While the root causes of such conditions are largely outside of your control, there are certainly actions that can contribute to making your deformity worse or more miserable. Among the most common is wearing improper footwear that forces too much pressure against vulnerable joints, or causes bent joints to rub against the inside of the shoe.
So while it is debatable whether high heels and tight shoes cause toe deformities, they can most certainly have a negative effect!
Treating Toe Deformities
Many people don’t seek help for their problem in a timely fashion, often because they believe the only option that can provide any relief is surgery—and that’s something they can’t or don’t want to do.
While that is an understandable feeling, it is also one that often isn’t true! In fact, we will typically only consider surgery for a bunion, hammertoe, or other deformity if more conservative methods can fulfill two main goals:
- Relieving or significantly reducing symptoms that are affecting your life.
- Slowing or stopping progression of the deformity.
First, we must fully understand what is happening to your toes and how it is interfering with your daily activities. From there, we can recommend a plan of treatment that can help you reclaim comfort and quality of life.
Parts of a conservative treatment plan might include:

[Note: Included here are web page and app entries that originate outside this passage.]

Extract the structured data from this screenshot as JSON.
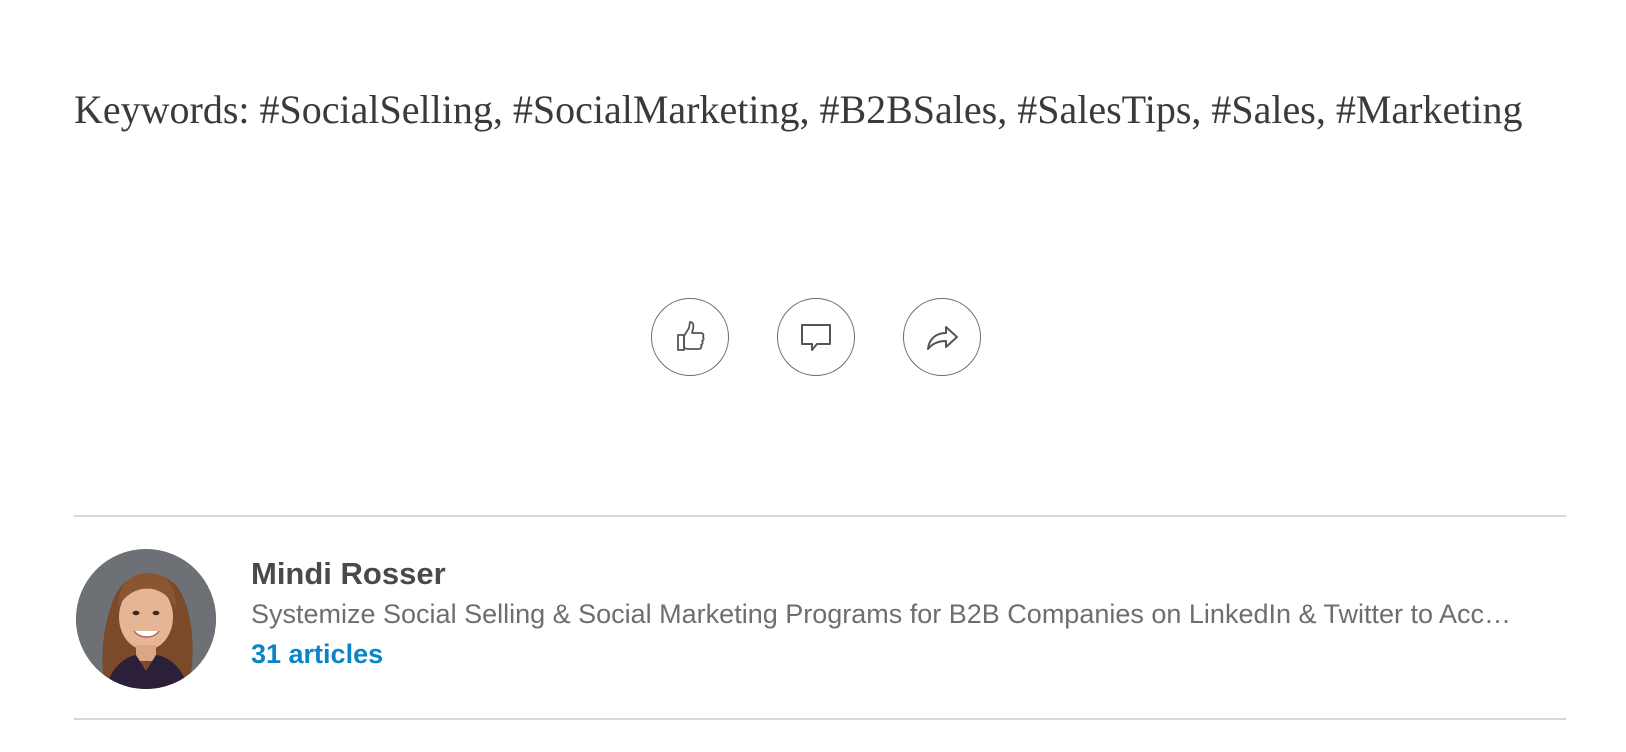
{
  "article": {
    "keywords_text": "Keywords: #SocialSelling, #SocialMarketing, #B2BSales, #SalesTips, #Sales, #Marketing"
  },
  "actions": [
    {
      "name": "like",
      "icon": "thumbs-up-icon"
    },
    {
      "name": "comment",
      "icon": "comment-bubble-icon"
    },
    {
      "name": "share",
      "icon": "share-arrow-icon"
    }
  ],
  "author": {
    "name": "Mindi Rosser",
    "headline": "Systemize Social Selling & Social Marketing Programs for B2B Companies on LinkedIn & Twitter to Acc…",
    "articles_label": "31 articles"
  },
  "colors": {
    "text": "#3a3a3a",
    "muted": "#6e6e6e",
    "link": "#0a84c6",
    "divider": "#d9d9d9"
  }
}
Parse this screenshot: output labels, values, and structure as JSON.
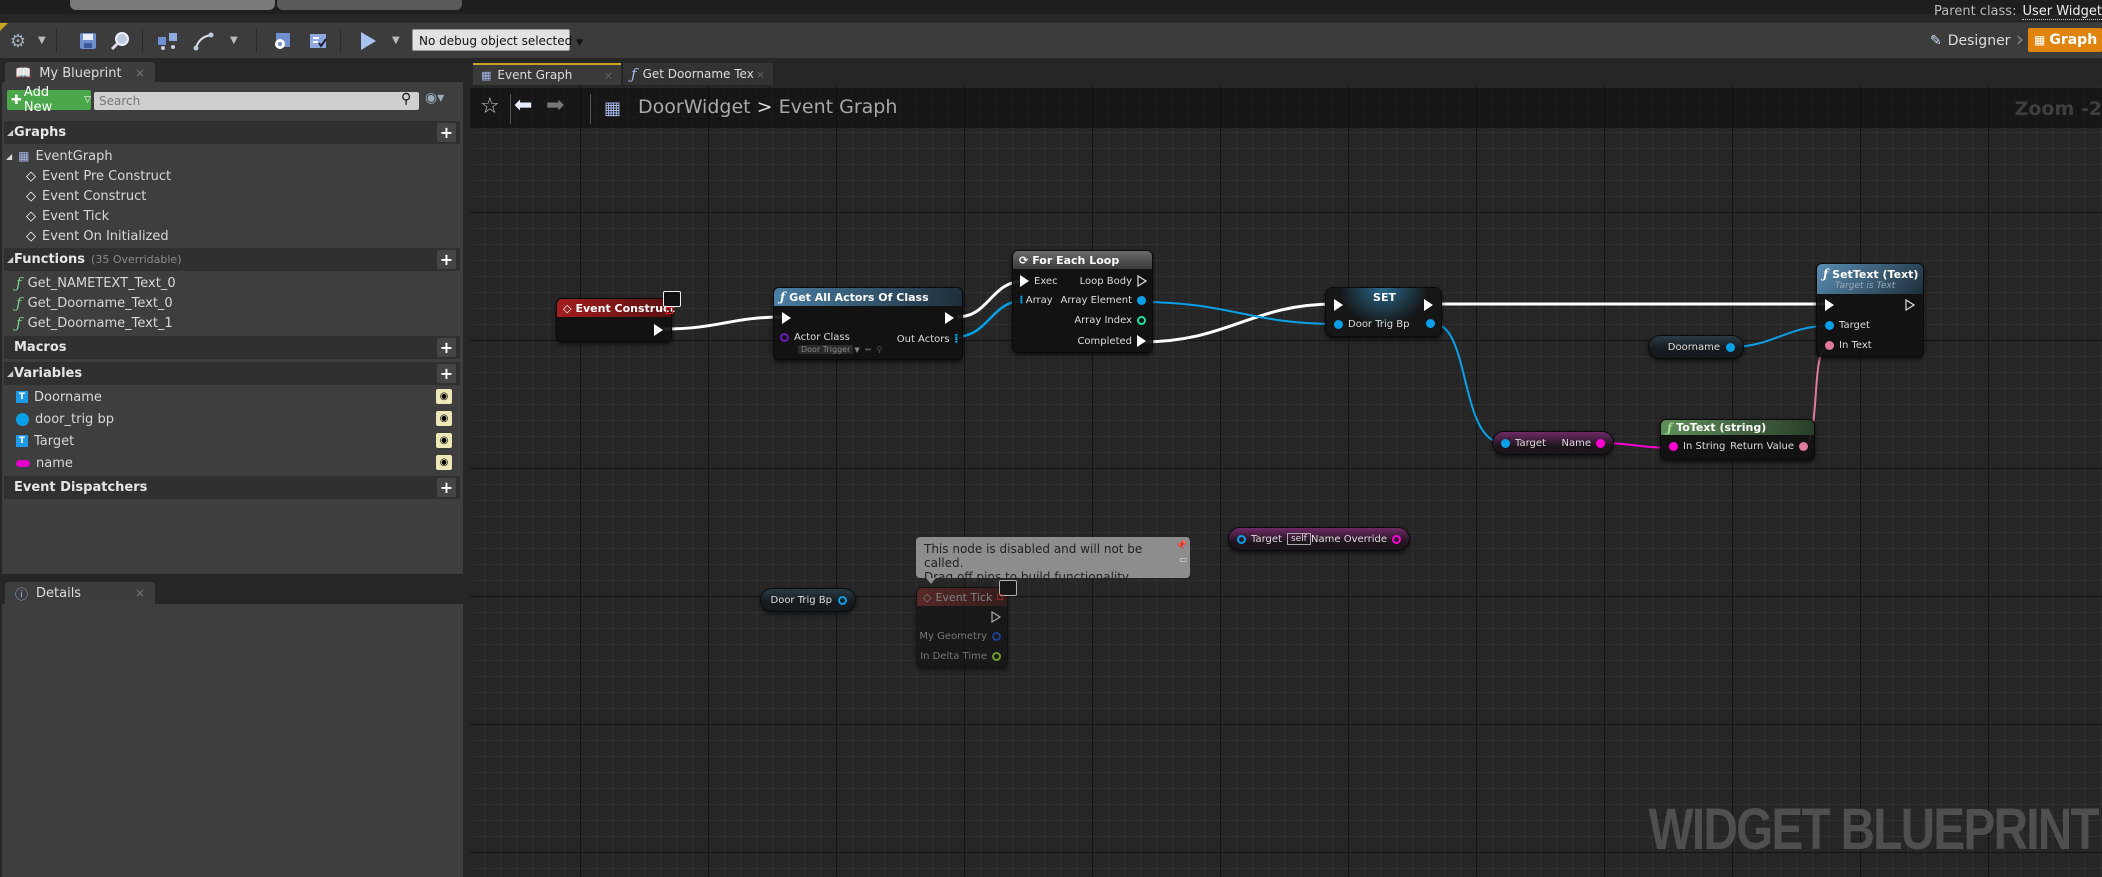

- Stretching and conditioning exercises to help stabilize joints.
- Using custom orthotics to shift excess pressure away from vulnerable areas.
- Making changes to footwear.
- Wearing night splints.
- Taking OTC pain and anti-inflammatory medications.
Other options may be considered, as well.
If conservative treatments do not provide the level of relief you hoped for, or it is clear from the start that they would not, surgery might then be considered as an option. Many different types of surgical procedures exist for addressing toe deformities—even for the same condition—so it would be best to fully discuss all your options and candidacy directly.
Stop Waiting on
Treatment for Toe Deformities
Remember that you do not have to wait until a certain point to see us about a potential problem. If you think you might be getting a bunion or other deformity, catching it early on can help ensure it doesn’t progress to the point where it’s interfering with your day-to-day life—or at least delays that outcome as long as possible.
No matter what stage you are at, however, we can help! Call us at (612) 788-8778 to schedule an appointment at any of our area offices.